David Wood, a man that helped revolutionize communication in the early days of the smart phone, now wants to make the government smarter too. The British transhumanist helped pioneer today’s smartphone industry when he co-founded mobile operating system developer Symbian in 1998, and now he’s calling for changes that would radically rethink how people and politicians interact.
En finir avec l’expérimentation animale, réduire le coût de développement d’un médicament, imaginer la médecine personnalisée de demain, ou encore tenir un laboratoire entier dans sa main… Voici autant d’avancées que permettront les organes-sur-puces.
This week, 24 civil liberties organizations, including EFF and the ACLU, urged Director of National Intelligence Daniel Coats to report—as required by law—statistics that could help clear up just how many individuals are burdened by broad NSA surveillance of domestic telephone records. These records show who is calling whom and when, but not the content of the calls.
These numbers are crucial to understanding how the NSA conducts this highly sensitive surveillance under Section 215 of the Patriot Act, as amended by the USA Freedom Act of 2015. Under the earlier version of this surveillance program, the NSA collected details of nearly every single Americans’ phone calls. With the NSA’s domestic phone record surveillance powers scheduled to expire in 2019, Congress and the public deserve to know the truth before any legislative attempts to reauthorize the program.
Despite this, the Office of the Director of National Intelligence (ODNI) has failed to report these statistics in its past three annual transparency reports.
The civil liberties groups also signed a letter to Reps. Bob Goodlatte (R-VA) and Jerry Nadler (D-NY), the Chair and Ranking Member of the House Judiciary Committee, warning about the NSA’s continued failure to comply with the law mandating disclosure of this data.
For more than a decade, the NSA relied on a faulty interpretation of Section 215 to collect the time, duration, and numbers called for nearly every single Americans’ phone calls. But a federal appeals court in New York in 2015 ruled that this collection was illegal, calling it “unprecedented and unwarranted.”
Soon after, Congress passed the USA Freedom Act. While it did not go far enough, the bill included several transparency provisions to prevent future surveillance abuse by the NSA. For example, the bill included the requirement that the NSA annually report the accurate number of “unique identifiers”—things like accounts, persons, or devices—that the NSA uses when conducting surveillance under Section 215.
As we told Director Coats in our letter:
This data point is critical to measure the number of individuals impacted by the program and the extent to which the [the USA Freedom Act] has successfully prevented bulk collection under this authority. Importantly, the number can also serve as a warning sign in the event the NSA attempts to resurrect unlawful surveillance practices under Section 215.
Concerningly, Section 215 collection has risen dramatically since the bill’s passage. According to the most recent transparency report from the ODNI, the NSA collected more than 530 million call records in 2017, an increase of more than 300 percent from the year prior.

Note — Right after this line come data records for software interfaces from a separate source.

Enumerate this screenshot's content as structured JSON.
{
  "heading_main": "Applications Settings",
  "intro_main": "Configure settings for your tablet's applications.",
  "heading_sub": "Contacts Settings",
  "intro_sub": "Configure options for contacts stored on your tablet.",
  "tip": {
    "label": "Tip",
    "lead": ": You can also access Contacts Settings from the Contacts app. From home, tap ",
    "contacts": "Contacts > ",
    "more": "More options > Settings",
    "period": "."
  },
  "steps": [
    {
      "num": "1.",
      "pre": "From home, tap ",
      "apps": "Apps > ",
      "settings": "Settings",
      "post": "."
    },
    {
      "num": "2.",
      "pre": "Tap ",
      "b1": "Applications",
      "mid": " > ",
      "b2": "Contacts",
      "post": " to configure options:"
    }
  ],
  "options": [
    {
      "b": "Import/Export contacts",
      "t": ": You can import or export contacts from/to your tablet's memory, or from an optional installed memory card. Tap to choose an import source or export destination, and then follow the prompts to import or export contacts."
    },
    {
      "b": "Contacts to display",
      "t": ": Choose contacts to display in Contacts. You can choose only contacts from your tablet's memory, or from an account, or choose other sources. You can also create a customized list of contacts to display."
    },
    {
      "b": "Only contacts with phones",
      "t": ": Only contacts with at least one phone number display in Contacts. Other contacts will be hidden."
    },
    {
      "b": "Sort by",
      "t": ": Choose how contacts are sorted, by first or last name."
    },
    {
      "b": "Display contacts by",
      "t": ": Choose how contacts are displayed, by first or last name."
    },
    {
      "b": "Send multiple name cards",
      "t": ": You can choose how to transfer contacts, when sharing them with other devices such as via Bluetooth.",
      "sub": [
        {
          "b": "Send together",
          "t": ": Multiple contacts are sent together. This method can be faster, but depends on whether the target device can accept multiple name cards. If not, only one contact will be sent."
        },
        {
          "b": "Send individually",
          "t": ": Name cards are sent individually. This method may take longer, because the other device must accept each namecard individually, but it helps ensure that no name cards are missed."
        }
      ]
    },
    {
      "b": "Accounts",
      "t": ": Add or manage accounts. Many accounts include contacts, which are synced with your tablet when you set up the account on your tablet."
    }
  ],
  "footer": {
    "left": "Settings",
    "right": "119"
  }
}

However, lacking accurate statistics on “unique identifiers,” these numbers are difficult to interpret.
Before Congress introduces legislation to extend Section 215 beyond its expiration date in 2019, the public needs to know how that extension may affect them. We have asked Director Coats to retroactively report the number of “unique identifiers” in his office’s transparency report for the past three years. We have also asked for a meeting with Director Coats where he can explain the recent surge in call records collected under Section 215.
The public deserves the truth.
You can read the full letter to Director Coats here.
You can read the full letter to Reps. Goodlatte and Nadler here.
Lauren Smith, a FPF Policy Counsel, was recently featured in 2025 AD. Lauren leads the FPF Connected Cars Working Group, and serves a global expert and thought leader through speaking engagements, media interviews, and interaction with state and federal regulators and strategic partners. In this exclusive interview, she discusses best practices to advance privacy practices and understanding as new mobility technologies come to market. Lauren explains:
“The existence of data in the car is not a new phenomenon. Event data recorder and onboard diagnostics have been in cars for decades. But in the past few years there has been an explosion in the variety, the connectivity and the volume of data. Cars are no longer simply mechanical chassis that take us from point A to point B. It’s time for people to treat their cars like a computer or a smartphone. If you sell your car or return your rental car, you should think about which data you might want to delete.”